* [Exercise aim]
In the listing that follows, count every line with the word "data" in it and write only the total.

The input below:

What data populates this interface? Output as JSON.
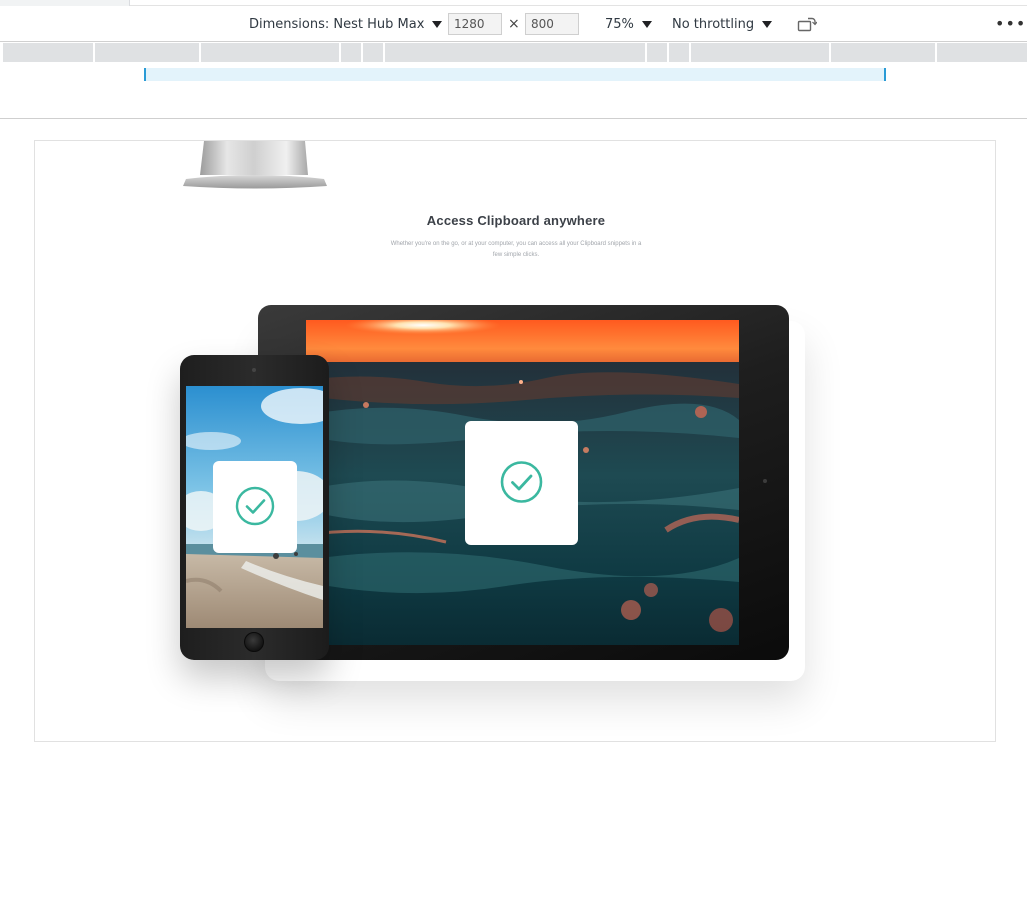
{
  "toolbar": {
    "dimensions_label": "Dimensions: Nest Hub Max",
    "width_value": "1280",
    "times_symbol": "×",
    "height_value": "800",
    "zoom_label": "75%",
    "throttling_label": "No throttling",
    "rotate_icon": "rotate-icon",
    "more_icon": "more-options-icon",
    "more_glyph": "⋮"
  },
  "page": {
    "title": "Access Clipboard anywhere",
    "subtitle": "Whether you're on the go, or at your computer, you can access all your Clipboard snippets in a few simple clicks."
  },
  "colors": {
    "check_accent": "#3bb8a0",
    "ruler_accent": "#2a9bd6"
  }
}
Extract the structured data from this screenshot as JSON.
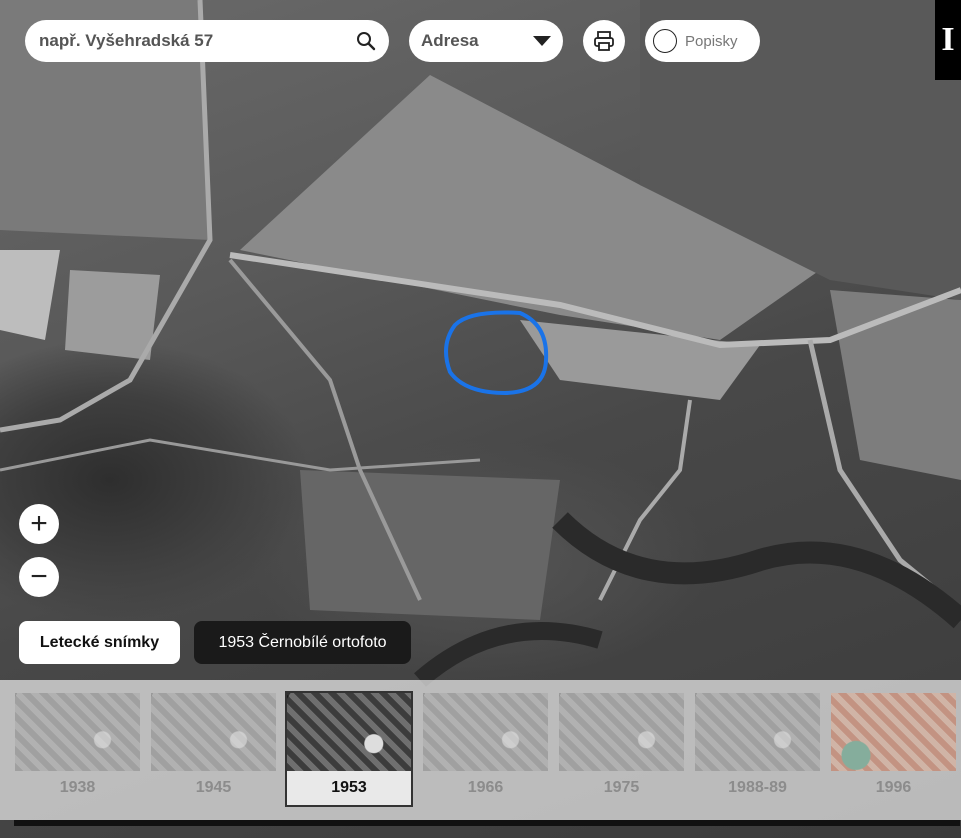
{
  "search": {
    "placeholder": "např. Vyšehradská 57"
  },
  "search_type": {
    "selected": "Adresa"
  },
  "labels_toggle": {
    "label": "Popisky"
  },
  "info": {
    "label": "I"
  },
  "zoom": {
    "in": "+",
    "out": "−"
  },
  "layer": {
    "button_label": "Letecké snímky",
    "current": "1953 Černobílé ortofoto"
  },
  "timeline": {
    "selected": "1953",
    "years": [
      {
        "label": "1938"
      },
      {
        "label": "1945"
      },
      {
        "label": "1953"
      },
      {
        "label": "1966"
      },
      {
        "label": "1975"
      },
      {
        "label": "1988-89"
      },
      {
        "label": "1996"
      }
    ]
  },
  "colors": {
    "marker": "#1a73e8"
  }
}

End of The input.

* [Task output]
2